◆ Your task ◆
Would you copy each line of the data below that has "JSON"?

(Page and application data records)

++++++

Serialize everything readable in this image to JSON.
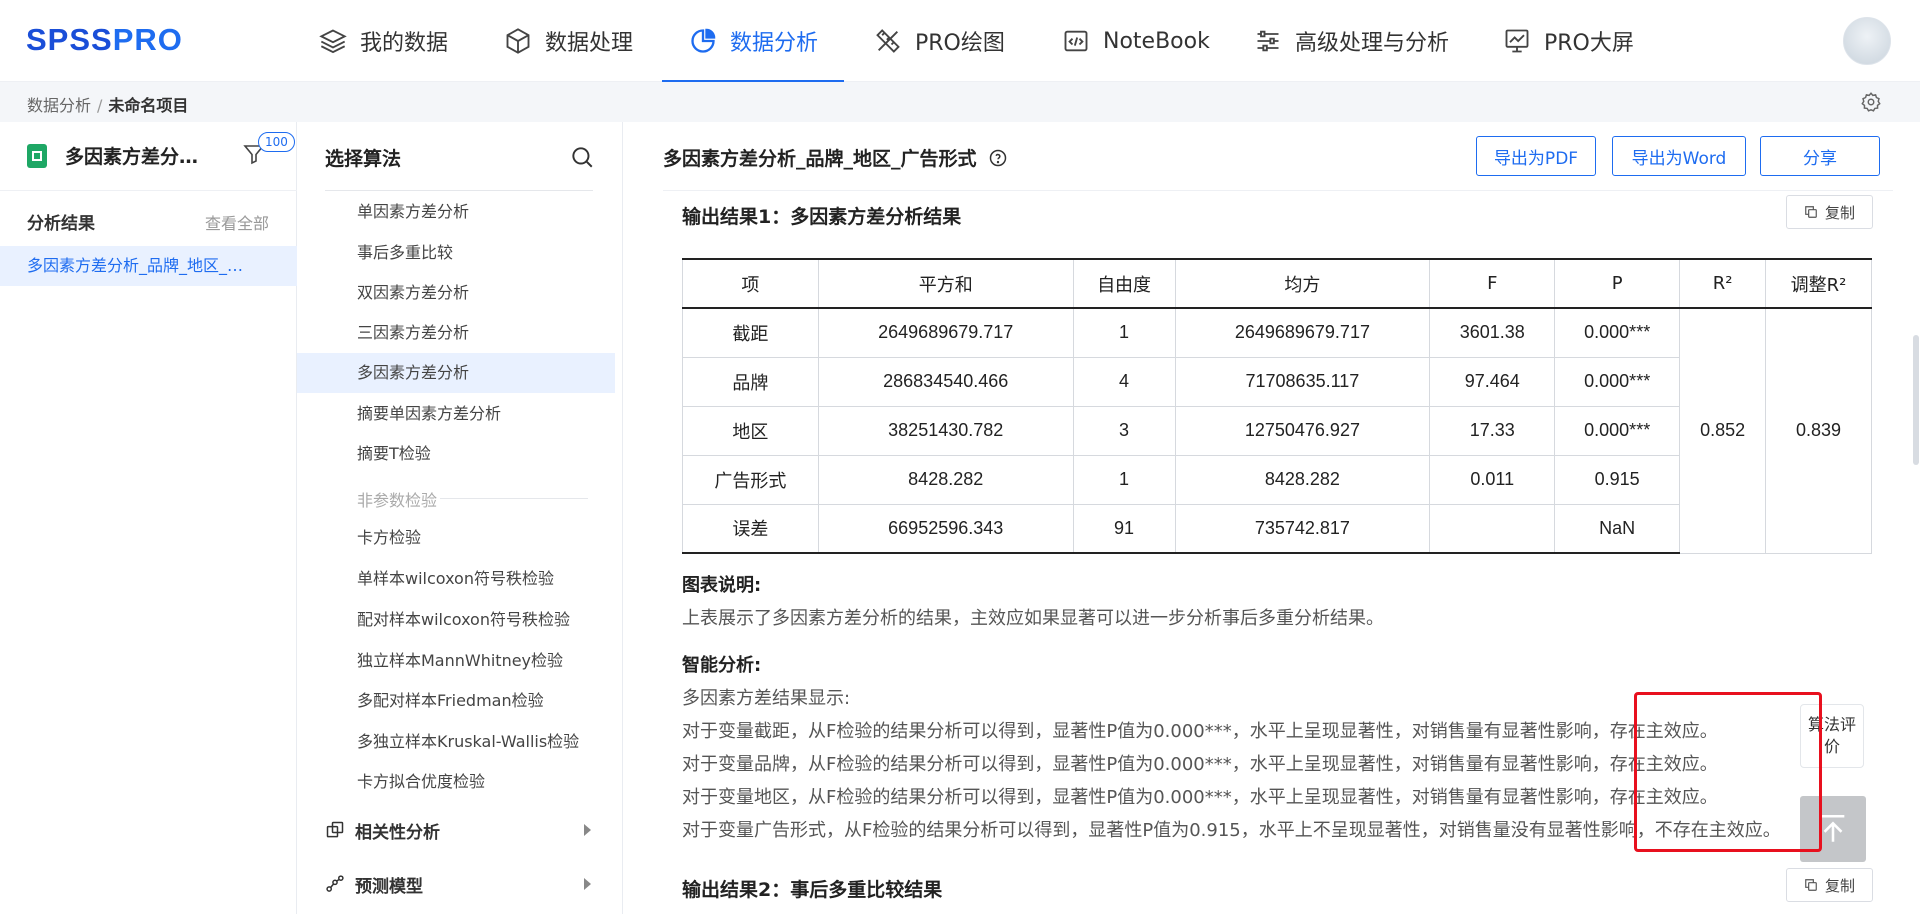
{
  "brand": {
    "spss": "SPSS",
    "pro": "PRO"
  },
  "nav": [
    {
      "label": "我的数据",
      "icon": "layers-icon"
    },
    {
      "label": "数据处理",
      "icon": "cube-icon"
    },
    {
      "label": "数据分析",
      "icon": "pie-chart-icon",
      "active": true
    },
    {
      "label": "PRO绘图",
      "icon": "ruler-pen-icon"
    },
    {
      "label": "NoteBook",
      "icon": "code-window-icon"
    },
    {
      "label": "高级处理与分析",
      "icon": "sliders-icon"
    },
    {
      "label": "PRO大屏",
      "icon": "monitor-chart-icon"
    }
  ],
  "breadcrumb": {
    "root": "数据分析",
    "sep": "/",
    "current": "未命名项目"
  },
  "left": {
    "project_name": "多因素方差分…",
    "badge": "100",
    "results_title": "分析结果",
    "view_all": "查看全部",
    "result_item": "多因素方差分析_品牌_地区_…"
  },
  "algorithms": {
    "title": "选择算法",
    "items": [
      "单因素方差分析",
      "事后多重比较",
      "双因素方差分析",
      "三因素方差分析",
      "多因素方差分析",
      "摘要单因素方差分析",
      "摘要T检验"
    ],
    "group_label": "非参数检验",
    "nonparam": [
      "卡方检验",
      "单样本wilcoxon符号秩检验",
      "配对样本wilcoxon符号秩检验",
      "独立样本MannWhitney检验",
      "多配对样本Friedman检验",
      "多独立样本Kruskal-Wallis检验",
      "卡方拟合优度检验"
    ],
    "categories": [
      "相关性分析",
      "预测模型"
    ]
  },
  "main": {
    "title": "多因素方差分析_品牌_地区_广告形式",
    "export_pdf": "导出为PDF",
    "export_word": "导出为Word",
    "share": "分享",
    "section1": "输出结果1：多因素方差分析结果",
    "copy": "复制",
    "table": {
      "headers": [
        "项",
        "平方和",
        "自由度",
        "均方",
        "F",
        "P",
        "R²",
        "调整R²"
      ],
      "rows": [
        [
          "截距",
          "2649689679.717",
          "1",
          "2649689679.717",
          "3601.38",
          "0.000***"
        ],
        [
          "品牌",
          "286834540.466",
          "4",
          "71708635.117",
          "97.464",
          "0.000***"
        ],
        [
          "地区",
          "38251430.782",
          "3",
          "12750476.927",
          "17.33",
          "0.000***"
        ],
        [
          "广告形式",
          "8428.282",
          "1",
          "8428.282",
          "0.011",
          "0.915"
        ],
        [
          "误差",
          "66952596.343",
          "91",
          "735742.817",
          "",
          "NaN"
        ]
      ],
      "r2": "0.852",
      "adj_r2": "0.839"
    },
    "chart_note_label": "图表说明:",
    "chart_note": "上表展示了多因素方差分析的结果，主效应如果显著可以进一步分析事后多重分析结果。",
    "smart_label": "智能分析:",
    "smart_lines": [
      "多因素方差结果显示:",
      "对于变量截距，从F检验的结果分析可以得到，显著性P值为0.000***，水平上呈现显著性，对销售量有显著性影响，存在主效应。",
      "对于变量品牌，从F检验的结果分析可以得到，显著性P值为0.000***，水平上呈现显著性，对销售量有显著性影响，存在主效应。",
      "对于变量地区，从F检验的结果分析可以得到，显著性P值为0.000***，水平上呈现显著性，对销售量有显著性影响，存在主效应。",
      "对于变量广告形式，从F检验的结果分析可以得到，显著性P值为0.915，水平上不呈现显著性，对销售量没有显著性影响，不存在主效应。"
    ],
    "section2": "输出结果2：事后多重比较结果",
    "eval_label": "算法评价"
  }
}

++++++

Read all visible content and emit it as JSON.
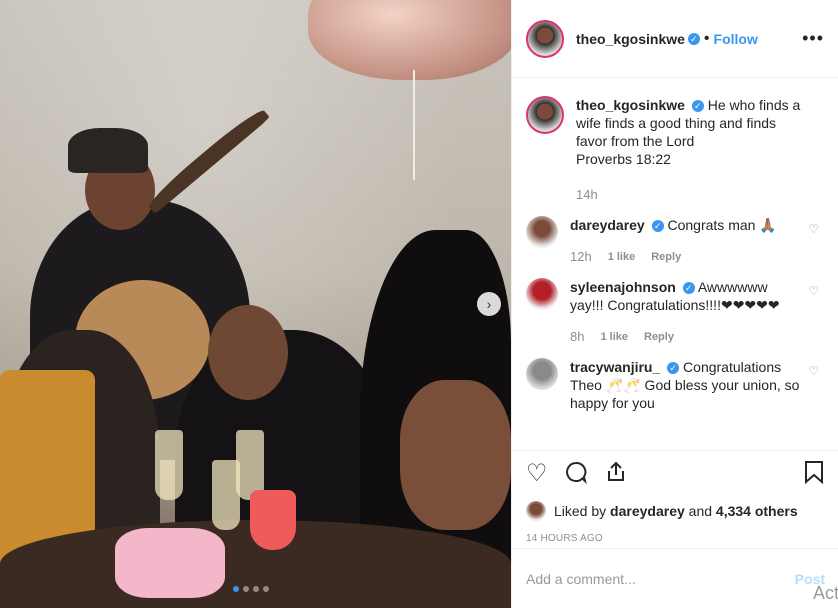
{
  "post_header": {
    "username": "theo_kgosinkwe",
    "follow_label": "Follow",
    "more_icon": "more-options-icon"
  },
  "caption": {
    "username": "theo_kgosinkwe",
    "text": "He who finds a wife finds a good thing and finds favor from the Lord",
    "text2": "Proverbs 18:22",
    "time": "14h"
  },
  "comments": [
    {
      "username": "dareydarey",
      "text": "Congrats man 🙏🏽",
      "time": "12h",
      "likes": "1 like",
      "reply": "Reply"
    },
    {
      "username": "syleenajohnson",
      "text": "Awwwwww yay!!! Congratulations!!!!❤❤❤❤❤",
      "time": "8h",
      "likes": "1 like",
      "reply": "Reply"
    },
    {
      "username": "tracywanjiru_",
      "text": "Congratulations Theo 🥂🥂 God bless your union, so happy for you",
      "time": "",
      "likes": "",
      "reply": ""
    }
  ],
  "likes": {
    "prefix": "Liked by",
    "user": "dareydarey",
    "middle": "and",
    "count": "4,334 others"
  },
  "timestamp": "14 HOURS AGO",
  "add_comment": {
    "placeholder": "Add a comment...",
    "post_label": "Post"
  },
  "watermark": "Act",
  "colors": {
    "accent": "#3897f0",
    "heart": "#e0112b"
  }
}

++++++

◆ Answer space ◆
Serialize everything readable in this image to JSON.
Read all visible content and emit it as JSON.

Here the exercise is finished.